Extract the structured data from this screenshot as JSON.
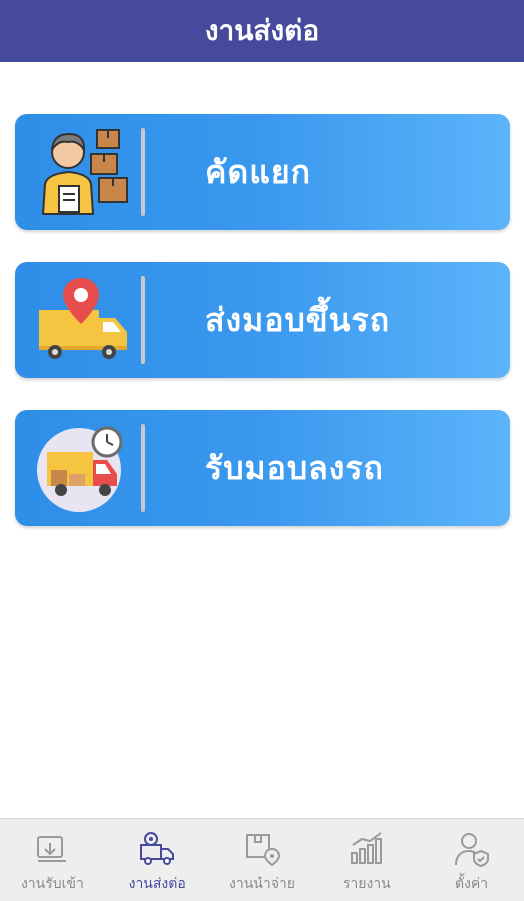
{
  "header": {
    "title": "งานส่งต่อ"
  },
  "menu": [
    {
      "label": "คัดแยก",
      "icon": "worker-with-boxes-icon"
    },
    {
      "label": "ส่งมอบขึ้นรถ",
      "icon": "delivery-truck-pin-icon"
    },
    {
      "label": "รับมอบลงรถ",
      "icon": "truck-clock-icon"
    }
  ],
  "bottom_nav": {
    "items": [
      {
        "label": "งานรับเข้า",
        "icon": "receive-icon",
        "active": false
      },
      {
        "label": "งานส่งต่อ",
        "icon": "transfer-truck-icon",
        "active": true
      },
      {
        "label": "งานนำจ่าย",
        "icon": "box-location-icon",
        "active": false
      },
      {
        "label": "รายงาน",
        "icon": "report-chart-icon",
        "active": false
      },
      {
        "label": "ตั้งค่า",
        "icon": "user-settings-icon",
        "active": false
      }
    ]
  },
  "colors": {
    "header_bg": "#454a9d",
    "card_gradient_start": "#2e8ee8",
    "card_gradient_end": "#5cb4fa",
    "nav_active": "#454a9d",
    "nav_inactive": "#8a8a8a"
  }
}
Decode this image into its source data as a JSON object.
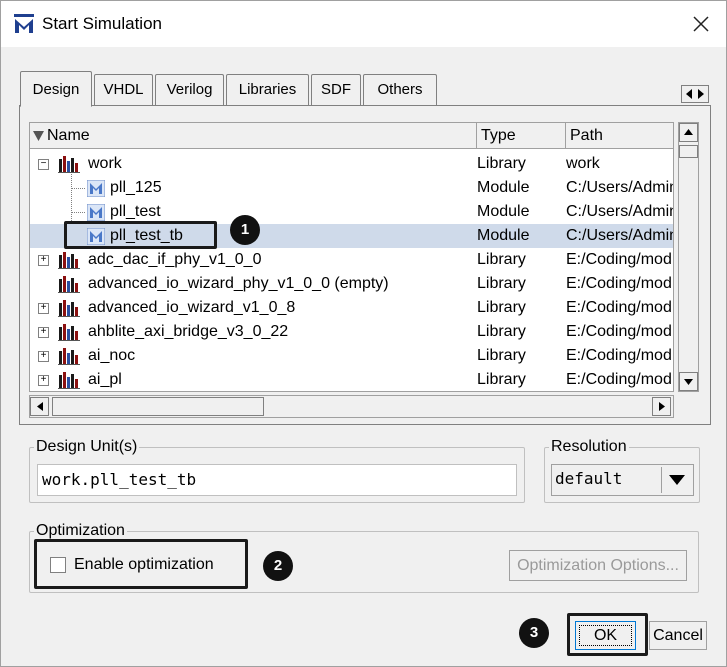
{
  "window": {
    "title": "Start Simulation",
    "close_icon": "close-icon"
  },
  "tabs": [
    {
      "label": "Design",
      "active": true
    },
    {
      "label": "VHDL",
      "active": false
    },
    {
      "label": "Verilog",
      "active": false
    },
    {
      "label": "Libraries",
      "active": false
    },
    {
      "label": "SDF",
      "active": false
    },
    {
      "label": "Others",
      "active": false
    }
  ],
  "tree": {
    "columns": {
      "name": "Name",
      "type": "Type",
      "path": "Path"
    },
    "rows": [
      {
        "name": "work",
        "type": "Library",
        "path": "work",
        "kind": "library",
        "expander": "−",
        "level": 0,
        "selected": false
      },
      {
        "name": "pll_125",
        "type": "Module",
        "path": "C:/Users/Admin",
        "kind": "module",
        "expander": "",
        "level": 1,
        "selected": false
      },
      {
        "name": "pll_test",
        "type": "Module",
        "path": "C:/Users/Admin",
        "kind": "module",
        "expander": "",
        "level": 1,
        "selected": false
      },
      {
        "name": "pll_test_tb",
        "type": "Module",
        "path": "C:/Users/Admin",
        "kind": "module",
        "expander": "",
        "level": 1,
        "selected": true
      },
      {
        "name": "adc_dac_if_phy_v1_0_0",
        "type": "Library",
        "path": "E:/Coding/mod",
        "kind": "library",
        "expander": "+",
        "level": 0,
        "selected": false
      },
      {
        "name": "advanced_io_wizard_phy_v1_0_0  (empty)",
        "type": "Library",
        "path": "E:/Coding/mod",
        "kind": "library",
        "expander": "",
        "level": 0,
        "selected": false
      },
      {
        "name": "advanced_io_wizard_v1_0_8",
        "type": "Library",
        "path": "E:/Coding/mod",
        "kind": "library",
        "expander": "+",
        "level": 0,
        "selected": false
      },
      {
        "name": "ahblite_axi_bridge_v3_0_22",
        "type": "Library",
        "path": "E:/Coding/mod",
        "kind": "library",
        "expander": "+",
        "level": 0,
        "selected": false
      },
      {
        "name": "ai_noc",
        "type": "Library",
        "path": "E:/Coding/mod",
        "kind": "library",
        "expander": "+",
        "level": 0,
        "selected": false
      },
      {
        "name": "ai_pl",
        "type": "Library",
        "path": "E:/Coding/mod",
        "kind": "library",
        "expander": "+",
        "level": 0,
        "selected": false
      }
    ]
  },
  "design_unit": {
    "label": "Design Unit(s)",
    "value": "work.pll_test_tb"
  },
  "resolution": {
    "label": "Resolution",
    "value": "default"
  },
  "optimization": {
    "label": "Optimization",
    "enable_label": "Enable optimization",
    "enabled": false,
    "options_button": "Optimization Options..."
  },
  "buttons": {
    "ok": "OK",
    "cancel": "Cancel"
  },
  "annotations": {
    "badge1": "1",
    "badge2": "2",
    "badge3": "3"
  },
  "colors": {
    "selection": "#cfdaea",
    "annotation": "#111111"
  }
}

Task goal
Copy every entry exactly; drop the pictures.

Output of the task
Extract the structured data from this screenshot as JSON.
{
  "header": {
    "title": "งานส่งต่อ"
  },
  "menu": [
    {
      "label": "คัดแยก",
      "icon": "worker-with-boxes-icon"
    },
    {
      "label": "ส่งมอบขึ้นรถ",
      "icon": "delivery-truck-pin-icon"
    },
    {
      "label": "รับมอบลงรถ",
      "icon": "truck-clock-icon"
    }
  ],
  "bottom_nav": {
    "items": [
      {
        "label": "งานรับเข้า",
        "icon": "receive-icon",
        "active": false
      },
      {
        "label": "งานส่งต่อ",
        "icon": "transfer-truck-icon",
        "active": true
      },
      {
        "label": "งานนำจ่าย",
        "icon": "box-location-icon",
        "active": false
      },
      {
        "label": "รายงาน",
        "icon": "report-chart-icon",
        "active": false
      },
      {
        "label": "ตั้งค่า",
        "icon": "user-settings-icon",
        "active": false
      }
    ]
  },
  "colors": {
    "header_bg": "#454a9d",
    "card_gradient_start": "#2e8ee8",
    "card_gradient_end": "#5cb4fa",
    "nav_active": "#454a9d",
    "nav_inactive": "#8a8a8a"
  }
}
Decode this image into its source data as a JSON object.
{
  "window": {
    "title": "Start Simulation",
    "close_icon": "close-icon"
  },
  "tabs": [
    {
      "label": "Design",
      "active": true
    },
    {
      "label": "VHDL",
      "active": false
    },
    {
      "label": "Verilog",
      "active": false
    },
    {
      "label": "Libraries",
      "active": false
    },
    {
      "label": "SDF",
      "active": false
    },
    {
      "label": "Others",
      "active": false
    }
  ],
  "tree": {
    "columns": {
      "name": "Name",
      "type": "Type",
      "path": "Path"
    },
    "rows": [
      {
        "name": "work",
        "type": "Library",
        "path": "work",
        "kind": "library",
        "expander": "−",
        "level": 0,
        "selected": false
      },
      {
        "name": "pll_125",
        "type": "Module",
        "path": "C:/Users/Admin",
        "kind": "module",
        "expander": "",
        "level": 1,
        "selected": false
      },
      {
        "name": "pll_test",
        "type": "Module",
        "path": "C:/Users/Admin",
        "kind": "module",
        "expander": "",
        "level": 1,
        "selected": false
      },
      {
        "name": "pll_test_tb",
        "type": "Module",
        "path": "C:/Users/Admin",
        "kind": "module",
        "expander": "",
        "level": 1,
        "selected": true
      },
      {
        "name": "adc_dac_if_phy_v1_0_0",
        "type": "Library",
        "path": "E:/Coding/mod",
        "kind": "library",
        "expander": "+",
        "level": 0,
        "selected": false
      },
      {
        "name": "advanced_io_wizard_phy_v1_0_0  (empty)",
        "type": "Library",
        "path": "E:/Coding/mod",
        "kind": "library",
        "expander": "",
        "level": 0,
        "selected": false
      },
      {
        "name": "advanced_io_wizard_v1_0_8",
        "type": "Library",
        "path": "E:/Coding/mod",
        "kind": "library",
        "expander": "+",
        "level": 0,
        "selected": false
      },
      {
        "name": "ahblite_axi_bridge_v3_0_22",
        "type": "Library",
        "path": "E:/Coding/mod",
        "kind": "library",
        "expander": "+",
        "level": 0,
        "selected": false
      },
      {
        "name": "ai_noc",
        "type": "Library",
        "path": "E:/Coding/mod",
        "kind": "library",
        "expander": "+",
        "level": 0,
        "selected": false
      },
      {
        "name": "ai_pl",
        "type": "Library",
        "path": "E:/Coding/mod",
        "kind": "library",
        "expander": "+",
        "level": 0,
        "selected": false
      }
    ]
  },
  "design_unit": {
    "label": "Design Unit(s)",
    "value": "work.pll_test_tb"
  },
  "resolution": {
    "label": "Resolution",
    "value": "default"
  },
  "optimization": {
    "label": "Optimization",
    "enable_label": "Enable optimization",
    "enabled": false,
    "options_button": "Optimization Options..."
  },
  "buttons": {
    "ok": "OK",
    "cancel": "Cancel"
  },
  "annotations": {
    "badge1": "1",
    "badge2": "2",
    "badge3": "3"
  },
  "colors": {
    "selection": "#cfdaea",
    "annotation": "#111111"
  }
}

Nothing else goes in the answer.